WHAT TO PRODUCE: Every line of the records that holds the word "indent" should be copied out.

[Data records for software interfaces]

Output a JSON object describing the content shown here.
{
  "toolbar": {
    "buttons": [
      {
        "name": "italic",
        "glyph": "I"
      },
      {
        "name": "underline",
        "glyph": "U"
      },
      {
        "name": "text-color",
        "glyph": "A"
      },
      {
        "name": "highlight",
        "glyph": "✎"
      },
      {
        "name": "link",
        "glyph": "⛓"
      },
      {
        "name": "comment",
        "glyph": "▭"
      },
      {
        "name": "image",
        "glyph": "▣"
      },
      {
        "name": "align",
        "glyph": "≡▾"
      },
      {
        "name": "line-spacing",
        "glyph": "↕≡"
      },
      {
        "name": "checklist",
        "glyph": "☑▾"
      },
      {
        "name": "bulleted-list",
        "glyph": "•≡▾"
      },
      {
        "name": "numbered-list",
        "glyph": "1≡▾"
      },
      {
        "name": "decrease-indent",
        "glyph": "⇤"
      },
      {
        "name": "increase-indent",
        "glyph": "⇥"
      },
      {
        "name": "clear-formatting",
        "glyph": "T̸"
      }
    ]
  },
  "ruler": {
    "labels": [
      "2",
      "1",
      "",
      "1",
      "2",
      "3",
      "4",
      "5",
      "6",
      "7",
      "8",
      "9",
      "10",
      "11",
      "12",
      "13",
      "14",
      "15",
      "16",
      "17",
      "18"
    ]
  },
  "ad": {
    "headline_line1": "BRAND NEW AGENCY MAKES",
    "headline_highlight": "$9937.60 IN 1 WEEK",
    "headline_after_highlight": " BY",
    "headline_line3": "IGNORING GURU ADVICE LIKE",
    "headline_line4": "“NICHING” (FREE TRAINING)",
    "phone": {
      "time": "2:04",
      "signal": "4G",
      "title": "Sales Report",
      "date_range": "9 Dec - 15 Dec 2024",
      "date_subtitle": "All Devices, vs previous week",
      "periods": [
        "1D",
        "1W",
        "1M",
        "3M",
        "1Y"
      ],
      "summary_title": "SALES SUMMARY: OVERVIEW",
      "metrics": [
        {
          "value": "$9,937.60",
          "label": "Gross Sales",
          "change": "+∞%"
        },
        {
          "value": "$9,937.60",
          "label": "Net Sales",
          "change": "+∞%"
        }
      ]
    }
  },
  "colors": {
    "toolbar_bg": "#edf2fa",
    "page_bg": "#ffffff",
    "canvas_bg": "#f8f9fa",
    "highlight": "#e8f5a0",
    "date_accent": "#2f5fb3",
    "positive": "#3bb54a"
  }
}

OUTPUT OF THE TASK:
        "name": "decrease-indent",
        "name": "increase-indent",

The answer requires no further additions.